According to travel experts, peak travel dates for Thanksgiving are either sold out or are already very high. Christmas travel is more reasonable, but not for much longer. Alas, you don’t have to settle for a box of Captain Crunch cereal instead of mom’s turkey and dressing. While the average domestic flight out of Atlanta in the first quarter of 2010 was $355.65, according to the Bureau of Transportation Statistics, there are still ways to save on holiday travel.
Three travel gurus — Anne Banas executive editor of SmarterTravel.com; Terry Brennan, president of Williamsburg Travel Management, based in Atlanta; and Bob Diener, co-founder of getaroom.com, offer these tips:
Enjoy alternative travel: “Cruise lines, resorts and hotels have plenty of space at great prices,” said Brennan. “Usually the Caribbean bookings sellout a year in advance; not last year and not this year. There’s plenty of space at great rates.”
Have flexible dates: Book travel on the actual holiday and return on a Tuesday instead of Sunday to save as much as $200. “If you’re having trouble finding a decent fare, pull out all stops and look into alternative airports at both your departure and arrival cities,” Banas said. For Christmas and New Year’s, airlines “are likely to launch sales in the next several weeks,” she said. But start looking now so you’ll know a good rate when you see it. Then grab it.
Ship packages: Since airlines typically charge for extra bags, it may make sense to mail packages rather than pay additional fees to carry them. Also, according to FareCompare.com, peak travel day surcharges (Nov. 28-29) are $30 for major airlines.
Get on the phone: Inevitably, weather and other factors impact flights. Rather than standing in line, call the airline and make any necessary arrangements. “They’re all using the same computer system,” Diener said. “You’ll get the last seat on another flight, instead of missing out because you’re standing in line.”
Bargain: Hotels often have rooms 25 percent cheaper than advertised. Ask about their unpublished rates, and for a free upgraded room when you arrive. The same goes for upgrades on rental cars.
Time matters: Overnight flights and departures at 6 a.m., after lunch or after dinner are generally cheapest.
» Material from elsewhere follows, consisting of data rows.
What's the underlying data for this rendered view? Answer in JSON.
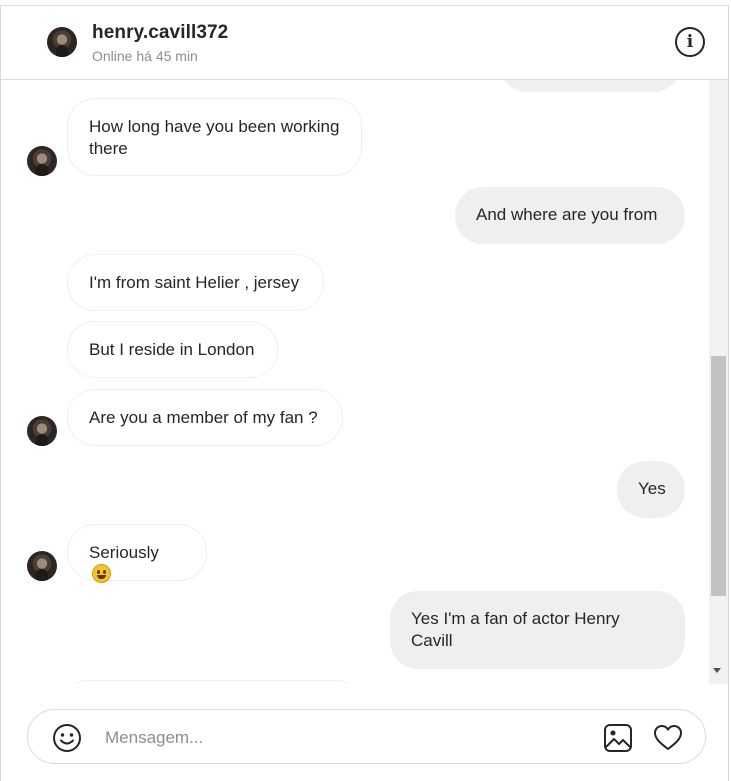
{
  "header": {
    "username": "henry.cavill372",
    "status": "Online há 45 min",
    "info_icon": "info-icon"
  },
  "messages": [
    {
      "side": "in",
      "text": "How long have you been working there"
    },
    {
      "side": "out",
      "text": "And where are you from"
    },
    {
      "side": "in",
      "text": "I'm from saint Helier , jersey"
    },
    {
      "side": "in",
      "text": "But I reside in London"
    },
    {
      "side": "in",
      "text": "Are you a member of my fan ?"
    },
    {
      "side": "out",
      "text": "Yes"
    },
    {
      "side": "in",
      "text": "Seriously",
      "emoji": "grinning-face-emoji"
    },
    {
      "side": "out",
      "text": "Yes I'm a fan of actor Henry Cavill"
    }
  ],
  "composer": {
    "placeholder": "Mensagem...",
    "icons": [
      "emoji-icon",
      "image-icon",
      "heart-icon"
    ]
  },
  "colors": {
    "outgoing_bubble": "#efefef",
    "incoming_border": "#efefef",
    "text": "#262626",
    "muted": "#8e8e8e",
    "divider": "#dbdbdb"
  }
}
To book the lowest fares, look on Tuesdays and Wednesdays.
Question: Are you planning any holiday travel this year? Have you already made travel arrangements?